Federal assistance for violent crime investigations is nothing new. The FBI, for example, has long assisted OPD with homicide investigations. But that's a different role than crowd management, and arresting people for vandalism is unlikely to affect murder rates.

California Democratic Sen. Kamala Harris was among seven U.S. lawmakers who introduced legislation Monday to curtail some of the federal enforcement tactics seen in Portland.

The legislation, introduced as an amendment to the National Defense Authorization Act, would require federal officers to be clearly identified and limit their crowd control activities to federal property. It would also require public notice within 24 hours when agents are deployed, including the reason for their deployment.
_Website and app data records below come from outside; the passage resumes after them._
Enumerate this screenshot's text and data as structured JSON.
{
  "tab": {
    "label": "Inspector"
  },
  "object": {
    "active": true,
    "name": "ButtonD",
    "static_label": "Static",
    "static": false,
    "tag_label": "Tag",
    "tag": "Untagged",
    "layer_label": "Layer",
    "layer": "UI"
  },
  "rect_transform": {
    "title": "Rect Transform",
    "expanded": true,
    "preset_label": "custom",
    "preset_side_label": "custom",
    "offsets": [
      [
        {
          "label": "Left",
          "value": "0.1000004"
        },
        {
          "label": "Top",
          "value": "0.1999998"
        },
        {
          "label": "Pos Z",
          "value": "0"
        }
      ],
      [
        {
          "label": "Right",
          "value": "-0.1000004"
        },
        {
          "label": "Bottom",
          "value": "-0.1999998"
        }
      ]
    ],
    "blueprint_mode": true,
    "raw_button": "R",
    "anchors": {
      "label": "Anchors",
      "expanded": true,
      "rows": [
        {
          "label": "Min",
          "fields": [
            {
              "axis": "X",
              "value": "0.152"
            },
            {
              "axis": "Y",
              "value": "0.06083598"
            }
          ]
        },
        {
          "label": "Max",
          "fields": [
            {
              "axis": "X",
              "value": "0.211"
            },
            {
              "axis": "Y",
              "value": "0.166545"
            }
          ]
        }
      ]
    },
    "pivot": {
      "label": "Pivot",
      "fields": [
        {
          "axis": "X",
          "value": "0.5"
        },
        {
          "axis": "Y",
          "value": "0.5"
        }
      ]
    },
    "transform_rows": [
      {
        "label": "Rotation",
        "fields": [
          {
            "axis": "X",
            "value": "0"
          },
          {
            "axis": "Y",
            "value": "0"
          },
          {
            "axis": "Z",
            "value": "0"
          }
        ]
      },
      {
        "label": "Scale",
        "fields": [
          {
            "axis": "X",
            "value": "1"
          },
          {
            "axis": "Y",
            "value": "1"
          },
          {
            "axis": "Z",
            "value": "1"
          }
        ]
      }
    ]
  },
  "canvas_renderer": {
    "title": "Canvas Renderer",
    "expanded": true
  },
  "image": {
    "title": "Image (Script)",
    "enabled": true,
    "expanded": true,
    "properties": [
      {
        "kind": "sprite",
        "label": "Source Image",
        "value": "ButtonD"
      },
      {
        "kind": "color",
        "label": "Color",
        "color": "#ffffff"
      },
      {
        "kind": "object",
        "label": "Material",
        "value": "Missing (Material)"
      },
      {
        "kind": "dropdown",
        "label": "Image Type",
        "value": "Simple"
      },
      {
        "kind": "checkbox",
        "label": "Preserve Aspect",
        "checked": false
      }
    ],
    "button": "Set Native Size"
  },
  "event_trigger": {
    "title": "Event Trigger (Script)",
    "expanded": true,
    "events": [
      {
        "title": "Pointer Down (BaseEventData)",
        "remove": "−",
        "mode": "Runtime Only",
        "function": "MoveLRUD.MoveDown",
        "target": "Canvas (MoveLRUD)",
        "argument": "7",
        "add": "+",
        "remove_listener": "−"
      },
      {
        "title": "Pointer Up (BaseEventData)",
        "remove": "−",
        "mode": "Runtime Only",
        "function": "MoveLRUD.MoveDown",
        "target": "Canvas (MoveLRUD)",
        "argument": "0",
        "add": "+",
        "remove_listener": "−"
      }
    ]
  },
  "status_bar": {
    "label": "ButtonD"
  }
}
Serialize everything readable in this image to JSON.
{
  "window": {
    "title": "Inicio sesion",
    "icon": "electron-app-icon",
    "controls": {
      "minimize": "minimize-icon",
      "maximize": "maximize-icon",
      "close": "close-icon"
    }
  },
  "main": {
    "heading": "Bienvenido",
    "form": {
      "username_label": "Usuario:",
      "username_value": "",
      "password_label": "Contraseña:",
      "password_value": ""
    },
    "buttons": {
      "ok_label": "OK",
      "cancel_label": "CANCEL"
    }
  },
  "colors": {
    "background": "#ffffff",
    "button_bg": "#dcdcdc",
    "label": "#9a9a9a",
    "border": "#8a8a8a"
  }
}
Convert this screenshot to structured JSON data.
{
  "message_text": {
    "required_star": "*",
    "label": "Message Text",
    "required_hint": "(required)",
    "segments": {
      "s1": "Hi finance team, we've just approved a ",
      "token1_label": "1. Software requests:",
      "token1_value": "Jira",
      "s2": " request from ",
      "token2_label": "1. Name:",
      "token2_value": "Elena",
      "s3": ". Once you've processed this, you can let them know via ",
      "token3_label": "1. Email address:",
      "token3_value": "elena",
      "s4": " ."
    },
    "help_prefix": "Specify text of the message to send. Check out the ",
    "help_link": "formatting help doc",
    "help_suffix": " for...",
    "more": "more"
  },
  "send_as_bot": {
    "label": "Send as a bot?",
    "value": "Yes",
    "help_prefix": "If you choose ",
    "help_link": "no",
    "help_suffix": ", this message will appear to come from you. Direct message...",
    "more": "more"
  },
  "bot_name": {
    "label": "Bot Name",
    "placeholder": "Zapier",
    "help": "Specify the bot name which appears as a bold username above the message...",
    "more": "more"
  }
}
“Donald Trump is ordering unidentified law enforcement to violate Americans’ civil rights,” Harris said in a statement. “These actions are those of an authoritarian regime and do not represent who we are as a nation. I call on my colleagues in the Senate to pass this measure immediately — we are better than this.”